Reproductive and population parameters of melon flies, Bactrocera cucurbitae Coquillett, oriental fruit flies, B. dorsalis Hendel, and Mediterranean fruit flies, Ceratitis capitata (Wiedemann), were measured in environmental chambers maintained at temperatures of (maximum:minimum) 24:13, 24:24, 29:18, and 35:24 ± 1°C. Alternating temperature regimes more realistically approached the variation found in nature and produced higher parameters than an optimal constant temperature (24°C). Intra- and interspecific comparisons were done with 4 separate generations of wild fruit flies reared on a common natural host. All species attained their highest intrinsic rates of population increase at 29:18 or 35:24°C; C. capitata exhibited the highest intrinsic rates of increase at all temperature regimes. All species attained maximum net reproductive rates at 29:18°C, in the order C. capitata > B. dorsalis > B. cucurbitae. The 35:24°C regime caused reductions in net reproductive rates of all species, with B. dorsalis affected most strongly. Male longevity was greater than that of females for all species in all temperature regimes. Two distinctly different life history patterns were evident: (1) early reproduction, short life span, and a high intrinsic rate of increase (C. capitata), and (2) later onset of reproduction, longer life span, and a lower intrinsic rate of increase (B. cucurbitae).
You have requested a machine translation of selected content from our databases. This functionality is provided solely for your convenience and is in no way intended to replace human translation. Neither BioOne nor the owners and publishers of the content make, and they explicitly disclaim, any express or implied representations or warranties of any kind, including, without limitation, representations and warranties as to the functionality of the translation feature or the accuracy or completeness of the translations.

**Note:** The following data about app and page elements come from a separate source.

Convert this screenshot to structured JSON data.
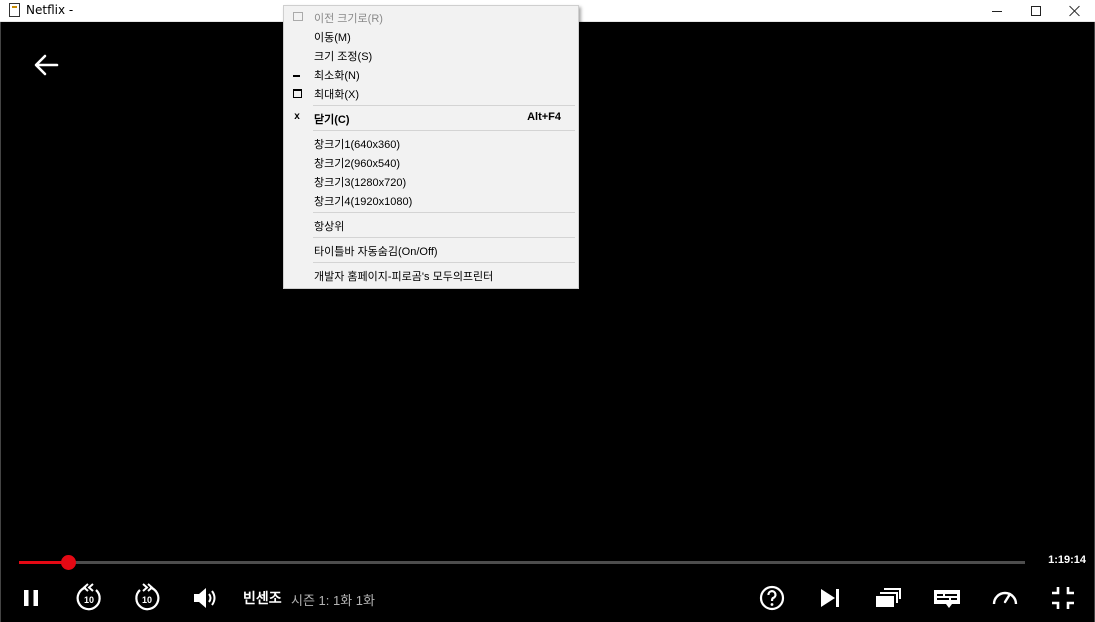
{
  "window": {
    "title": "Netflix -"
  },
  "player": {
    "elapsed_fraction": 0.049,
    "time_remaining": "1:19:14",
    "show_title": "빈센조",
    "episode_info": "시즌 1: 1화  1화",
    "accent_color": "#e50914",
    "icons": [
      "back-arrow-icon",
      "pause-icon",
      "rewind-10-icon",
      "forward-10-icon",
      "volume-icon",
      "help-icon",
      "next-episode-icon",
      "episodes-icon",
      "subtitles-icon",
      "speed-icon",
      "exit-fullscreen-icon"
    ]
  },
  "menu": {
    "items": [
      {
        "label": "이전 크기로(R)",
        "disabled": true,
        "icon": "restore-icon"
      },
      {
        "label": "이동(M)"
      },
      {
        "label": "크기 조정(S)"
      },
      {
        "label": "최소화(N)",
        "icon": "minimize-icon"
      },
      {
        "label": "최대화(X)",
        "icon": "maximize-icon"
      },
      {
        "label": "닫기(C)",
        "shortcut": "Alt+F4",
        "icon": "close-icon",
        "bold": true
      },
      {
        "label": "창크기1(640x360)"
      },
      {
        "label": "창크기2(960x540)"
      },
      {
        "label": "창크기3(1280x720)"
      },
      {
        "label": "창크기4(1920x1080)"
      },
      {
        "label": "항상위"
      },
      {
        "label": "타이틀바 자동숨김(On/Off)"
      },
      {
        "label": "개발자 홈페이지-피로곰's 모두의프린터"
      }
    ],
    "close_icon_glyph": "x"
  }
}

Translations are not retained in our system. Your use of this feature and the translations is subject to all use restrictions contained in the Terms and Conditions of Use of the BioOne website.
Vol. 93 • No. 1